As Cicero critically notes, during all of its history, Rome came about by trial and error, custom and habit, not by design. “Our commonwealth, in contrast, was not shaped by one man’s talent but by that of many; and not in one person’s lifetime, but over many generations.” Livy, later, argued the same point, but in Polybian fashion. Cicero notes that through On the Republic he hopes to “show you our commonwealth as it is born, grows up, and comes of age.” By implication, of course, Cicero anticipates the decay, corruption, middle-age, and eventual death of the republic. Unlike in the American experience, the Roman republicans could not appeal to its “founders” or its “founding” or its specific constitution. Instead, all things came into being over time and through incredibly difficult and painstaking work. America’s Republic might be a mighty fortress, but Rome’s was poetic. Only in the divine, Cicero claims, could one find an origin of Rome. The rest was, simply put, experience and tenacity.
— Read on theimaginativeconservative.org/2019/05/natural-foreign-republics-rome-america-bradley-birzer.html
Tonsor adopted the fusionist project but ultimately transformed it into a civilizational mission that went far beyond American politics. He believed that the Roman and Anglo-Catholics who comprised the traditionalist wing of the post-World War II conservative movement in the U.S. represented the last hurrah of Catholic humanism in the West to that point. In previous ages, Catholic humanists had risen up to help the Church prevail against the Roman Empire, Germanic invasions, Protestant Reformation, and Modern Age. Beginning in the 1960s, as late modernity began transitioning to postmodernity, Catholic humanists were called on, once again, to fight a culture war – this time in a battle of the books that drew in positivists, Marxists, nihilists, statists, and postmodernists. When Tonsor and other Catholic humanists confronted modern and postmodern movements, they did not just reject them outright. Rather, the task was to sift and weigh and test contemporary thought for what was wheat and what was chaff. Whatever was true, good, and beautiful in modern-postmodern thought could be – should be – baptized and redeemed.
— Read on theimaginativeconservative.org/2019/05/fusionist-mind-stephen-tonsor-gleaves-whitney.html

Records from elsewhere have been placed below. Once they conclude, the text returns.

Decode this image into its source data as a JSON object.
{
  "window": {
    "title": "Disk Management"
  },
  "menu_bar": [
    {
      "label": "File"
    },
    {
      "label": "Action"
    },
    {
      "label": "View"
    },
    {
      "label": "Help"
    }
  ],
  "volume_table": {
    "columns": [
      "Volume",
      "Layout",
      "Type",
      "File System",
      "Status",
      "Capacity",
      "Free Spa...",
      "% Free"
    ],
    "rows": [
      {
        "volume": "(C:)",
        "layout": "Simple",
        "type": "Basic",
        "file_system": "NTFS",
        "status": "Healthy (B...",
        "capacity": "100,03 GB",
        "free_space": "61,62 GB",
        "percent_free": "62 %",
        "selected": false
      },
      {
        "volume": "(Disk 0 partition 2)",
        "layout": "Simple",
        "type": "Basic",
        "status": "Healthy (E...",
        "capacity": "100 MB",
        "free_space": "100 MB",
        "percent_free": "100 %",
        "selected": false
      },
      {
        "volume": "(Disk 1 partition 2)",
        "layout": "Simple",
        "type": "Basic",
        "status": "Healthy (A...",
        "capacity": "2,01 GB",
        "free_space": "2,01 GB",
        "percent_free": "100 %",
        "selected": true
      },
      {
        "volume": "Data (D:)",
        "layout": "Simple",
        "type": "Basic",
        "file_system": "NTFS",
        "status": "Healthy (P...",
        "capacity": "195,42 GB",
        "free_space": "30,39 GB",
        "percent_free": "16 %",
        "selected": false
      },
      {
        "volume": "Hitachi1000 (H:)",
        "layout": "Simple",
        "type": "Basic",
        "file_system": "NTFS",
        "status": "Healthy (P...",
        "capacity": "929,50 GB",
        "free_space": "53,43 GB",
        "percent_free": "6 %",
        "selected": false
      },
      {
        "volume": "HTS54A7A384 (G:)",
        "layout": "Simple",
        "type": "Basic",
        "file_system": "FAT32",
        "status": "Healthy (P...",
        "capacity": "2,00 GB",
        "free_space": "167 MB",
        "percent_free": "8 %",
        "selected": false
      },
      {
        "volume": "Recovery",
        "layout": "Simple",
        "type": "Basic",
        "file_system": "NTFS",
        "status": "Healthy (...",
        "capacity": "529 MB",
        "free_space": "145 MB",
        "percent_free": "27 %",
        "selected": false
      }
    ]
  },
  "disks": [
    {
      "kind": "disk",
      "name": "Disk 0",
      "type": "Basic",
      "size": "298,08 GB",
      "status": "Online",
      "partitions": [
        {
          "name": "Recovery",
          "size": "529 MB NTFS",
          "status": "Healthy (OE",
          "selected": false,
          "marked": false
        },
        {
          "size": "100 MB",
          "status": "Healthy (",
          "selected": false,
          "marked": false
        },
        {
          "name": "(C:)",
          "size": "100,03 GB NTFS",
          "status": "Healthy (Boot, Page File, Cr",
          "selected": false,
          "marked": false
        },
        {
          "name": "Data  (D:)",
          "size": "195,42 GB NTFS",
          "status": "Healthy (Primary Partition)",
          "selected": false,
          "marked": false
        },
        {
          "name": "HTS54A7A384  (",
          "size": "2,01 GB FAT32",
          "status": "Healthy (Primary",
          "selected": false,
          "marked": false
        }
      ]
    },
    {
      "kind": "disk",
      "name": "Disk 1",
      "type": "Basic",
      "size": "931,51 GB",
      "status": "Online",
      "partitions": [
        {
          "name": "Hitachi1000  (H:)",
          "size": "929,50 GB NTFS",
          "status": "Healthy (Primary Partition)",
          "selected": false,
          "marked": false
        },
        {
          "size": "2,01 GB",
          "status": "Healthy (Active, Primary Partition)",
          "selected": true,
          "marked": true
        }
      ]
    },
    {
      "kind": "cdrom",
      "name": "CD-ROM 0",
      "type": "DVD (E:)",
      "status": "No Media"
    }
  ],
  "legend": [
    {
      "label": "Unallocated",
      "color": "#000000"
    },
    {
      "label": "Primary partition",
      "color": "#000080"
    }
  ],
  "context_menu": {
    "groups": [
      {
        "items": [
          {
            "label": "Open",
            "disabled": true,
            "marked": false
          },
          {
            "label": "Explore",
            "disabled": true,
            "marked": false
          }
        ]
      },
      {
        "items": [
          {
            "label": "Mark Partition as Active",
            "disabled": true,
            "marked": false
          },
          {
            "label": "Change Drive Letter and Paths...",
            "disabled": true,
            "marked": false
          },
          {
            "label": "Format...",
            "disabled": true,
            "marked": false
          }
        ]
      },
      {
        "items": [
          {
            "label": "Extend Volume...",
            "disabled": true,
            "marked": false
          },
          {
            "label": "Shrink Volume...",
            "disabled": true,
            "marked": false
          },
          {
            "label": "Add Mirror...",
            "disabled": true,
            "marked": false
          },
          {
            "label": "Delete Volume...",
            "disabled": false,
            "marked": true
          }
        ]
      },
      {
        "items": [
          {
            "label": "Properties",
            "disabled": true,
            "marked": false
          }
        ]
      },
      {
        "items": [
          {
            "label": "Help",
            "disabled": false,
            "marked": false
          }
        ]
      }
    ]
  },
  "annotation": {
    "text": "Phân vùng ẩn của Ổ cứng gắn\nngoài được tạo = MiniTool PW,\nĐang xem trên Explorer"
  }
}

Its own kind of debating society, the TCBS considered almost any question as long as it avoided relationships with girls. “Oh, we [TCBS] discussed everything under the sun except girls I should say. Oh, yes. That was what bound us together. Somehow you felt ‘this chap and I can talk about anything.’” Wiseman later remembered, “And we also shared the philosophy that, number one is at the top. And I don’t know why those things impressed me so that now you’re sitting there and they sort of come out again. But there it is, and I feel sure that I’ve got it right. . . . But as I say, we formed the TCBS because it—when we had a gap in these exam programs we pushed off to Barrow’s stores in order to have some tea.” And, yet, it wasn’t just girls. Though current events were not prohibited, Tolkien avoided them. “I mean to say that Tolkien was a very constructive person, in a narrow line,” Wiseman explained. “You ask him about Norse poetry, he’s bound to get it right. You asked him about Calvin Coolidge, he might quite easily get it wrong.” Still, if Wiseman remembered correctly, Tolkien dominated the discussions, not just because of his personality, but because of his penetrating intelligence and knowledge. “Well, you couldn’t [feel comradeship] with John Ronald. He wasn’t the comrade of anybody except himself. . . . Oh yes, and he deserved it, too.” Several other students at King Edward’s joined the TCBS as well, but Tolkien, Wiseman, Gilson, and Smith remained the core four of the group.
— Read on theimaginativeconservative.org/2019/05/immortal-four-tolkien-barrovian-society-bradley-birzer.html